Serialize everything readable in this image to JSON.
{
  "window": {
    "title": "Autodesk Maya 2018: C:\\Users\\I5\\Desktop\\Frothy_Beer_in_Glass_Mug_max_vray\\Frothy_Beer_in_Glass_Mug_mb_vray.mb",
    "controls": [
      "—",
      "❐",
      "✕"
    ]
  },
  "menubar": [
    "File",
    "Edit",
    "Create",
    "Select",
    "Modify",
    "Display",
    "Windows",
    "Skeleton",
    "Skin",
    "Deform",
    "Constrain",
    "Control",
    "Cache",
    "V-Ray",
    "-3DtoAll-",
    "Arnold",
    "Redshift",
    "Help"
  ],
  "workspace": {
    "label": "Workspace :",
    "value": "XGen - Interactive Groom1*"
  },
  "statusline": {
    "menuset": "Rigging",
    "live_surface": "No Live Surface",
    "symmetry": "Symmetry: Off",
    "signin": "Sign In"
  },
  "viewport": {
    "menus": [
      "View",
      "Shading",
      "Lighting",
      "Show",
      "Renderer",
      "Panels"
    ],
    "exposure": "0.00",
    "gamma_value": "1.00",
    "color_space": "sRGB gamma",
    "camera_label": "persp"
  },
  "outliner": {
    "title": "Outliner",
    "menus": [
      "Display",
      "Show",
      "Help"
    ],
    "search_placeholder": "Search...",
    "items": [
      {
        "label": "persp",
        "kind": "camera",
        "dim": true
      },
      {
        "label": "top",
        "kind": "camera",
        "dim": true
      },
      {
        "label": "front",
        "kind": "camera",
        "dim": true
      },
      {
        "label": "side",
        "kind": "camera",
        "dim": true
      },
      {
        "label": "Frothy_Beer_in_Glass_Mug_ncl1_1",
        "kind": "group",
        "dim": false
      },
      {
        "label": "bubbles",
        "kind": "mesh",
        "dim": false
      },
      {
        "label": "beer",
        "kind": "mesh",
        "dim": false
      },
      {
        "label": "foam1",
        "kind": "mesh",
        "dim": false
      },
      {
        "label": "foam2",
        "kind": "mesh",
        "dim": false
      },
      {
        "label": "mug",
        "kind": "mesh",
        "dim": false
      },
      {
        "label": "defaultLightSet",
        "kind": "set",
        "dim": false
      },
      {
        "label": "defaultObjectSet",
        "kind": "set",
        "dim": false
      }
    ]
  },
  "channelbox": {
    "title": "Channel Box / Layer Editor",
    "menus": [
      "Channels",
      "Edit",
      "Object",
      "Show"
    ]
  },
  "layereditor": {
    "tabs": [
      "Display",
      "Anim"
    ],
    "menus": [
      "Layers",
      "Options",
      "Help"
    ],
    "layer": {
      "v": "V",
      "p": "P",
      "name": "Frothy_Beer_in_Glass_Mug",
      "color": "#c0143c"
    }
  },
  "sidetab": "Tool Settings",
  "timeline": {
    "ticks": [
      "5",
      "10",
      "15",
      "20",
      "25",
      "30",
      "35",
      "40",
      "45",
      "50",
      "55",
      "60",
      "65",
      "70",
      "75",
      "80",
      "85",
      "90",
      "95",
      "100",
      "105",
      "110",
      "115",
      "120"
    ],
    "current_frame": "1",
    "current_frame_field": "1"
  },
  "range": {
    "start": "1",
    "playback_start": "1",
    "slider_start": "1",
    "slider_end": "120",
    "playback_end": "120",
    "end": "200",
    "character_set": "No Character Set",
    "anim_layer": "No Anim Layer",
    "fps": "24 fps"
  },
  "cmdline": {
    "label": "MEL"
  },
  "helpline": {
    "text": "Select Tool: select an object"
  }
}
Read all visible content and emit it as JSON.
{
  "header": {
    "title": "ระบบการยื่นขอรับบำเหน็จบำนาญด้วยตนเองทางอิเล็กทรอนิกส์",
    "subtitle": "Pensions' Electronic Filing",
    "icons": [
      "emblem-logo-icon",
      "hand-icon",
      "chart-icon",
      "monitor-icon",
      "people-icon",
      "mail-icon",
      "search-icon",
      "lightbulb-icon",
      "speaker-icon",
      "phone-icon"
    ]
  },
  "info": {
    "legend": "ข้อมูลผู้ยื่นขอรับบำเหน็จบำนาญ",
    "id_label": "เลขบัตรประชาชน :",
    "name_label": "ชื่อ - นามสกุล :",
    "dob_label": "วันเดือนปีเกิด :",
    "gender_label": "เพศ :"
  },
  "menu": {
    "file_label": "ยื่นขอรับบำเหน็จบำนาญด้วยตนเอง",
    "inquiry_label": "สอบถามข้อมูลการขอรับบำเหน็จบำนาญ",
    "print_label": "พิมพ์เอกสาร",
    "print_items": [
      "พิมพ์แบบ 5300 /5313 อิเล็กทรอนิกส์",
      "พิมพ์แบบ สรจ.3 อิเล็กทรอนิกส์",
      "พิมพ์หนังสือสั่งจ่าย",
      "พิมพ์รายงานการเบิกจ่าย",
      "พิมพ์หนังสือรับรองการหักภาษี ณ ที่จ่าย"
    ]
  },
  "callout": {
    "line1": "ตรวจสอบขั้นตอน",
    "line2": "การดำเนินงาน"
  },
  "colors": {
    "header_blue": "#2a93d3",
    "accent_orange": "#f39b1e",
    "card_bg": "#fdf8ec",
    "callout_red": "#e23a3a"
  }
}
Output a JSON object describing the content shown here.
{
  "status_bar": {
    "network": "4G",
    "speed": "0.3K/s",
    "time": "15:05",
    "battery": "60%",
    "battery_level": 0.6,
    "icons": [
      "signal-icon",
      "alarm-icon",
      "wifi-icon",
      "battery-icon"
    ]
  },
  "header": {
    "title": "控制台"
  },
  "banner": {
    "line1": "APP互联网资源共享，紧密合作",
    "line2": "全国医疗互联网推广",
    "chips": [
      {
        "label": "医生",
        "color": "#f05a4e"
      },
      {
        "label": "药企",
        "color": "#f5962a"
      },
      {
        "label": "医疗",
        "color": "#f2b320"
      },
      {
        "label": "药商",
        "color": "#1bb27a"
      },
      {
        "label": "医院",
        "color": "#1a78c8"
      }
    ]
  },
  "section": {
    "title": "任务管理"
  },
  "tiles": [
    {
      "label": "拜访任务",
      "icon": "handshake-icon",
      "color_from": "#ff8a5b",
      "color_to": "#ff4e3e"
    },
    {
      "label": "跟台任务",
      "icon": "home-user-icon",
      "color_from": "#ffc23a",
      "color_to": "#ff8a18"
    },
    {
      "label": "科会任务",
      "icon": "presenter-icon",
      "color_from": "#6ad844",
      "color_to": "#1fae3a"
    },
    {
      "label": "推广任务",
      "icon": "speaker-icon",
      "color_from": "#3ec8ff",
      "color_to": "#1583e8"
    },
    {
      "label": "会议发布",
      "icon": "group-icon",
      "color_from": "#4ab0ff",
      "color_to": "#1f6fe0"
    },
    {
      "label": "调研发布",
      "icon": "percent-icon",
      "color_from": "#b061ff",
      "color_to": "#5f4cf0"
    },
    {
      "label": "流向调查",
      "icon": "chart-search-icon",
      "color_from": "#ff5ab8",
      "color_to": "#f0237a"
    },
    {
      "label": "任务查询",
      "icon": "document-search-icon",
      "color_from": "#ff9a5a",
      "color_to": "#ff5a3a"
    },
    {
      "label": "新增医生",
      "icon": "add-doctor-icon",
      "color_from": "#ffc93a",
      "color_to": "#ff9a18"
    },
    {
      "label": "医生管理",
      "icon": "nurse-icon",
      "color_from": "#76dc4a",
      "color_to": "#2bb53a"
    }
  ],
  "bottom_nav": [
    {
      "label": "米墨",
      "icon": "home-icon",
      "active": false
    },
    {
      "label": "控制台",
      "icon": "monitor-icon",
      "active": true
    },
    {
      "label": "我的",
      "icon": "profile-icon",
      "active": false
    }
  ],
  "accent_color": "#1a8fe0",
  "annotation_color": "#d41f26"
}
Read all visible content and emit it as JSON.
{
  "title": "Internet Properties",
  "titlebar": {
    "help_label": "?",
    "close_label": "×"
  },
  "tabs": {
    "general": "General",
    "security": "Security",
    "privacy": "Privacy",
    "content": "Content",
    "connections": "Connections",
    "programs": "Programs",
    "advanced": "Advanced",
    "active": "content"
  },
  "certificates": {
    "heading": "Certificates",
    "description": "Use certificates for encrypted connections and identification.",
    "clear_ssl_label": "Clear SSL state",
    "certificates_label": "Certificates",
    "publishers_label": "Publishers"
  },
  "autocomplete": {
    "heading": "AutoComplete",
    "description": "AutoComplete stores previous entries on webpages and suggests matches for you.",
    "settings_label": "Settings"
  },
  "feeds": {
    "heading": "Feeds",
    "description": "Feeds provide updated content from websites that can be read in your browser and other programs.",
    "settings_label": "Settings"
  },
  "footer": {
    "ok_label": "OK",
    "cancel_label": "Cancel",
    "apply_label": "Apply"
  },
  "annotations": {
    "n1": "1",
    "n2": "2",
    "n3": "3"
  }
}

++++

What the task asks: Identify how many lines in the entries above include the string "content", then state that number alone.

Written solution: 6